A man starts a petrol generator at his shop in Abuja, Nigeria, June 17, 2023.
A man starts a petrol generator at his shop in Abuja, Nigeria, June 17, 2023.

Nigeria's weak electric grid had led many of its citizens to rely on gasoline-fueled generators for power. But the president's controversial removal of a costly fuel subsidy in May saw gasoline prices triple, spurring Nigerians to switch to generators fueled by cheaper and cleaner propane.

Rasheed Ayodeji, a lawyer in Abuja, is one of more than 10,000 Nigerians who have switched to generators powered by liquefied petroleum gas.

The switch to LPG, also known as propane, is in response to the cost of gasoline, which has tripled since authorities ended a fuel subsidy in May.

Ayodeji said that powering his generator with cooking gas is less expensive.

"I was skeptical at first, so I said let me just give it a try because I am someone that, I'm not resistant to change. … With my experience so far with this one week, my fuel expenses have been cut by 50% for now, and with the gas I still have left, I'm very sure it will still cut up to 60%."

In 2013, Philip Obin started importing hybrid carburetors that converted gasoline generators to run on LPG. For years, demand was slow.

A decade later, however, his sales reached a new peak.

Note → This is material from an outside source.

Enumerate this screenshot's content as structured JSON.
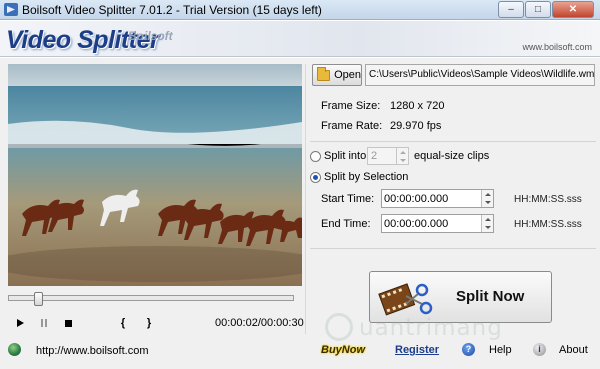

He said that following the fuel subsidy removal, he sold more than 10,000 units in less than three weeks.

"The product is selling like wildfire, and that's because of the cost of petrol, which has moved from 190 or 180 to 550 or 540 per liter across Nigeria...We call them hybrid in the sense that it allows you to run either on petrol or cooking gas LPG," he said.

Obin said the switch is easy and simple to make.

"Essentially, you have to pull out the existing carburetor from your generator and install the hybrid carburetor, then you plug in the gas cylinder with your regulator, of course, and then you power up your generator, it's as simple as that,” he said.

Some people are concerned about the safety of using cooking gas in generators that were originally designed to work with gasoline.

Obin said there has never been a single incident with the carburetor over the past decade.

"We've not had a single case of explosion arising from someone using our hybrid carburetor to run generators,” he said.

However, Chuks Edison, an Abuja-based electrical expert and generator repairman, recommends that people exercise caution during installation.

"If you must go into it, you must be very careful. Put so much measure in place, and make sure that your generator is in good condition, that it doesn't have some kind of leakage, or the plug head must be there because the plug head is the most important must keep your cylinder very far from the generator,” he said.

Authorities from Lagos State are also assessing the safety of the product.